From the entries below, copy out every line with "Fall" in it.

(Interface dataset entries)
:::

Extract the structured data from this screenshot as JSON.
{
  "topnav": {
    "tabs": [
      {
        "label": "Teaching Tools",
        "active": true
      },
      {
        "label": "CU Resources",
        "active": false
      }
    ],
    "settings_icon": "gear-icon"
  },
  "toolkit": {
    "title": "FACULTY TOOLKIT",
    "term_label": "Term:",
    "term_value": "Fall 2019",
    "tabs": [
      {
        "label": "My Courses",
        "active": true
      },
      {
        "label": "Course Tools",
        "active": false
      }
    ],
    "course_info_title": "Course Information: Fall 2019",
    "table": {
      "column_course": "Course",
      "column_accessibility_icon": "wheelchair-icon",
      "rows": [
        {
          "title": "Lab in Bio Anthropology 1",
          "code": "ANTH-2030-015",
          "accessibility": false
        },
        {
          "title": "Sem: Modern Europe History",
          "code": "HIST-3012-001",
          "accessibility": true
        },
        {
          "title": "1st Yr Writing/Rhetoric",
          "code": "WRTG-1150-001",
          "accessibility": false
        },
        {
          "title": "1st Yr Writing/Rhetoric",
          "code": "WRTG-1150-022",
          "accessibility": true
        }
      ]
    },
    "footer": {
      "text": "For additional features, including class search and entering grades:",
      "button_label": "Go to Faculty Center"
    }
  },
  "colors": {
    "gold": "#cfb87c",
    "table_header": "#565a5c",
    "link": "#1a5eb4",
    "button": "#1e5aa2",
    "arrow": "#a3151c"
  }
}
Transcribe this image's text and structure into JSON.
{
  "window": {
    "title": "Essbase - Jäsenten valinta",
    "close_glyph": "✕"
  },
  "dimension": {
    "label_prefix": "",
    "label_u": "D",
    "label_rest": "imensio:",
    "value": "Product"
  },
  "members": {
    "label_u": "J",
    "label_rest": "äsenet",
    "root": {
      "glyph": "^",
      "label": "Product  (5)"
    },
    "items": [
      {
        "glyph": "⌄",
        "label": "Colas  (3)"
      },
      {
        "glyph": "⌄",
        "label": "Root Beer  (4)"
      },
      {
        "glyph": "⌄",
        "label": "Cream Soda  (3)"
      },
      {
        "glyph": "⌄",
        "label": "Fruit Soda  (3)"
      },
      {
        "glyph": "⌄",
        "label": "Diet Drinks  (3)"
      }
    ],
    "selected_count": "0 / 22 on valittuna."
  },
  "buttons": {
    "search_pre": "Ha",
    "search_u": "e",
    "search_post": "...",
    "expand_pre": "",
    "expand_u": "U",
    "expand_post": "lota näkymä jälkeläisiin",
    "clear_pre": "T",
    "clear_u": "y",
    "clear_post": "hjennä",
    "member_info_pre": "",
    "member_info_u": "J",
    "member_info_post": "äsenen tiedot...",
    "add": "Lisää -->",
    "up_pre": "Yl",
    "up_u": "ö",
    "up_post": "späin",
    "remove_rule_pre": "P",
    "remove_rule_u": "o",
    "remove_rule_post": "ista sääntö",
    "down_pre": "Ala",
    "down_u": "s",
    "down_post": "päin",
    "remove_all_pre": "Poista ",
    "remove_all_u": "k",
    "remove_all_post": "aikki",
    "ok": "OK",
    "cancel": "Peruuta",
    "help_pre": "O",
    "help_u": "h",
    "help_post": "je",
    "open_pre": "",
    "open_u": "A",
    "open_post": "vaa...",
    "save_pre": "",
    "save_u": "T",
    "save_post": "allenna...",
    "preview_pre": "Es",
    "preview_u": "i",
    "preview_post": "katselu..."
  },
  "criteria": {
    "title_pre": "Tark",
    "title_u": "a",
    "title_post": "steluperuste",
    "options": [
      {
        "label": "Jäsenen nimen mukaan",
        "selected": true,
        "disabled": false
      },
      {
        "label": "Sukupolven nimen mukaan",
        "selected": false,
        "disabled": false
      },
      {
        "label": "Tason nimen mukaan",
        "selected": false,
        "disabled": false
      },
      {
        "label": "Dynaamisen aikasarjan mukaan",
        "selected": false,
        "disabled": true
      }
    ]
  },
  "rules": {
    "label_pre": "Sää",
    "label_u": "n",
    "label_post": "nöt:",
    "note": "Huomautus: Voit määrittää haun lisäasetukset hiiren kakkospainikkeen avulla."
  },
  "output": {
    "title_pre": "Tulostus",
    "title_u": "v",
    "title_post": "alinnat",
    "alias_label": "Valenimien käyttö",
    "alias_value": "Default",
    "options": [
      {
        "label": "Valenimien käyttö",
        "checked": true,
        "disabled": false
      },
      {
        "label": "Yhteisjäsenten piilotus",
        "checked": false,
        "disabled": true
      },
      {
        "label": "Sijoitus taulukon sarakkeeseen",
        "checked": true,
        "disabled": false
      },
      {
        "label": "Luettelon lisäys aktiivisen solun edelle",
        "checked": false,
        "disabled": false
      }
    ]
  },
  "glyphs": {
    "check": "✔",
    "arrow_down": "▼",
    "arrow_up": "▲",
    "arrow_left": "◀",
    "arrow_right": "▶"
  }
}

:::

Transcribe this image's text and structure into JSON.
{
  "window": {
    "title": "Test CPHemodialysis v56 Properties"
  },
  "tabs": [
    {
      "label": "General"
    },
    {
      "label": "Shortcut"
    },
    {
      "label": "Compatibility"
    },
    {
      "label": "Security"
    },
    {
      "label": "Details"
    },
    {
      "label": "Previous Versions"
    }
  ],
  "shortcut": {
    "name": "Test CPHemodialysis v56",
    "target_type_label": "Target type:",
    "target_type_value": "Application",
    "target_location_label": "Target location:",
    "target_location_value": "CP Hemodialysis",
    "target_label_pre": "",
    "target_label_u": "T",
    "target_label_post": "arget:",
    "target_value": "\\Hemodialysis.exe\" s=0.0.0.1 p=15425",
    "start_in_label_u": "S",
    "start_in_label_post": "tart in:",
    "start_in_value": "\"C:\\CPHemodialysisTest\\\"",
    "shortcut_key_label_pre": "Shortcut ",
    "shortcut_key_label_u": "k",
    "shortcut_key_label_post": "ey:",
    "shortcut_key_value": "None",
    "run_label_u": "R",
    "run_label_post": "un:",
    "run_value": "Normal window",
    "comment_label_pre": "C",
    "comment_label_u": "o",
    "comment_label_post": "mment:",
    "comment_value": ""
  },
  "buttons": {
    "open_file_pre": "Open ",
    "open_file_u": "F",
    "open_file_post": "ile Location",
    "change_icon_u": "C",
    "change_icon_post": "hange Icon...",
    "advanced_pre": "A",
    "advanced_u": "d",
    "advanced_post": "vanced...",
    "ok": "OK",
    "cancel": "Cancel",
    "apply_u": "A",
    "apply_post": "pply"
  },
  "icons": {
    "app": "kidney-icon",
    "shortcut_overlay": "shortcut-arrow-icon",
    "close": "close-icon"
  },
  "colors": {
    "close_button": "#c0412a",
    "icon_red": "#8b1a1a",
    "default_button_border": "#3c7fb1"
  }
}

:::

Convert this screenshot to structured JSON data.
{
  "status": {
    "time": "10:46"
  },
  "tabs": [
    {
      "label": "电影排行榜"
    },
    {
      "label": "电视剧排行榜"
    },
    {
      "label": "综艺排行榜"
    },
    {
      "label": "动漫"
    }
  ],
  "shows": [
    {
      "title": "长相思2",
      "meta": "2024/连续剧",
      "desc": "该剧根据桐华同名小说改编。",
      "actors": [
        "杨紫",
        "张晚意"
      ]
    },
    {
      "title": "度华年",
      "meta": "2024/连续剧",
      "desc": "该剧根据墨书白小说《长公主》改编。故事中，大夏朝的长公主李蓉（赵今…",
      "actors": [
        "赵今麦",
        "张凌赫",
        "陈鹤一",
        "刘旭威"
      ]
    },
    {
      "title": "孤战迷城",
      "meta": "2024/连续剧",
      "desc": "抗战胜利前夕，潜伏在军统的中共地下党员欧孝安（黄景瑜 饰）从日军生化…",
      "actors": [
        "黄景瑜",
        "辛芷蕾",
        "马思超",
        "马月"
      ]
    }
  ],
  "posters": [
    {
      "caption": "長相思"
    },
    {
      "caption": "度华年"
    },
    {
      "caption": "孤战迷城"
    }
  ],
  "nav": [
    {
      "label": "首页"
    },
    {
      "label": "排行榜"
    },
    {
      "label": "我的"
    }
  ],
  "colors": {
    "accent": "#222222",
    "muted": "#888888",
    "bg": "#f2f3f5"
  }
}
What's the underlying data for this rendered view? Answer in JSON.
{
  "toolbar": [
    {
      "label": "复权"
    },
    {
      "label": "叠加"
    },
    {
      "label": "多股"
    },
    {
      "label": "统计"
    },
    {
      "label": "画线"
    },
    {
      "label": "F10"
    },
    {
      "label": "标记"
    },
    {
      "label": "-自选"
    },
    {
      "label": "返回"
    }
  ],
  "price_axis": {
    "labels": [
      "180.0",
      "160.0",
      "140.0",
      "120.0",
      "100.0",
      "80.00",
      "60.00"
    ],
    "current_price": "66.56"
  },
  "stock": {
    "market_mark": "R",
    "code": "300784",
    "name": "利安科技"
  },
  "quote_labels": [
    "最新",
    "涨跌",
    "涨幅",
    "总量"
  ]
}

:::

Solution to this problem
    "term_value": "Fall 2019",
    "course_info_title": "Course Information: Fall 2019",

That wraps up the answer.